Web page and app entries:

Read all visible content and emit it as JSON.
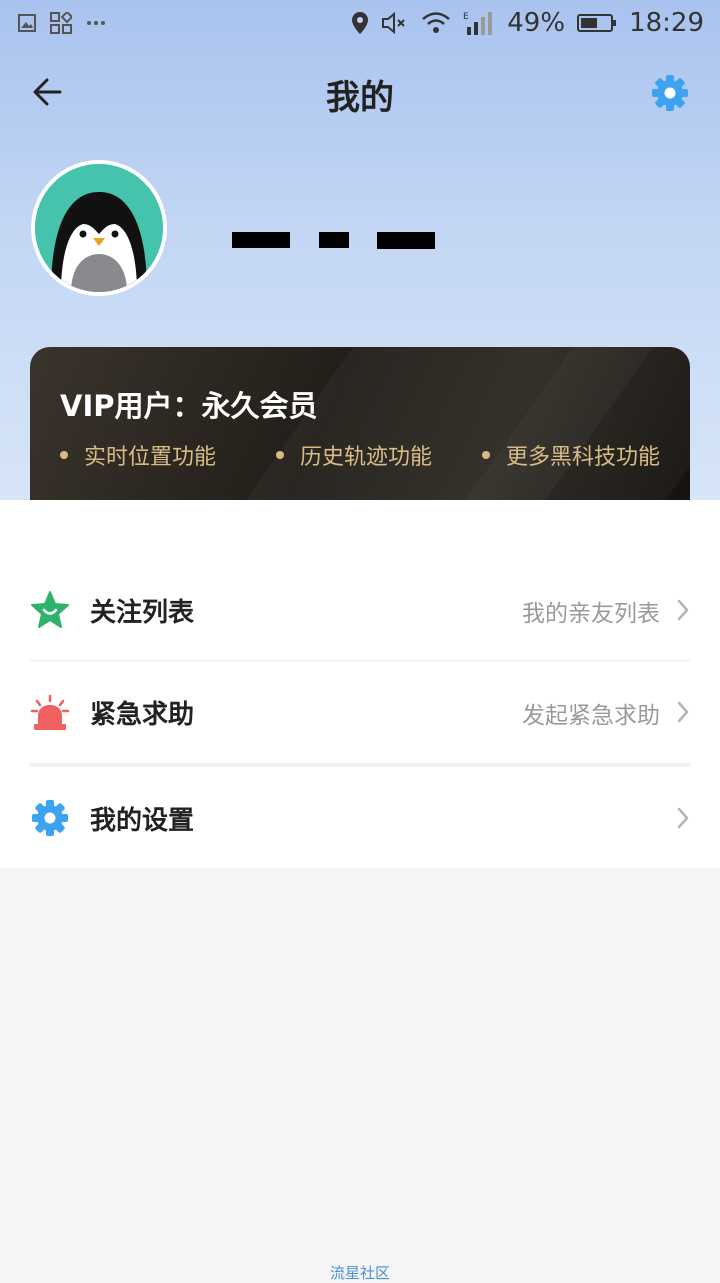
{
  "status_bar": {
    "battery_pct": "49%",
    "time": "18:29"
  },
  "nav": {
    "title": "我的"
  },
  "vip": {
    "title": "VIP用户：永久会员",
    "features": [
      "实时位置功能",
      "历史轨迹功能",
      "更多黑科技功能"
    ]
  },
  "menu": [
    {
      "label": "关注列表",
      "sub": "我的亲友列表",
      "icon": "star-face-icon"
    },
    {
      "label": "紧急求助",
      "sub": "发起紧急求助",
      "icon": "alarm-siren-icon"
    },
    {
      "label": "我的设置",
      "sub": "",
      "icon": "gear-icon"
    }
  ],
  "footer": {
    "text": "流星社区"
  },
  "colors": {
    "accent_blue": "#3da2f0",
    "vip_gold": "#d9bc85",
    "star_green": "#2fb36a",
    "alarm_red": "#f06060"
  }
}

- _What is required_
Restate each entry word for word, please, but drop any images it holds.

- _Answer section_
Read all visible content and emit it as JSON.
{
  "status_bar": {
    "battery_pct": "49%",
    "time": "18:29"
  },
  "nav": {
    "title": "我的"
  },
  "vip": {
    "title": "VIP用户：永久会员",
    "features": [
      "实时位置功能",
      "历史轨迹功能",
      "更多黑科技功能"
    ]
  },
  "menu": [
    {
      "label": "关注列表",
      "sub": "我的亲友列表",
      "icon": "star-face-icon"
    },
    {
      "label": "紧急求助",
      "sub": "发起紧急求助",
      "icon": "alarm-siren-icon"
    },
    {
      "label": "我的设置",
      "sub": "",
      "icon": "gear-icon"
    }
  ],
  "footer": {
    "text": "流星社区"
  },
  "colors": {
    "accent_blue": "#3da2f0",
    "vip_gold": "#d9bc85",
    "star_green": "#2fb36a",
    "alarm_red": "#f06060"
  }
}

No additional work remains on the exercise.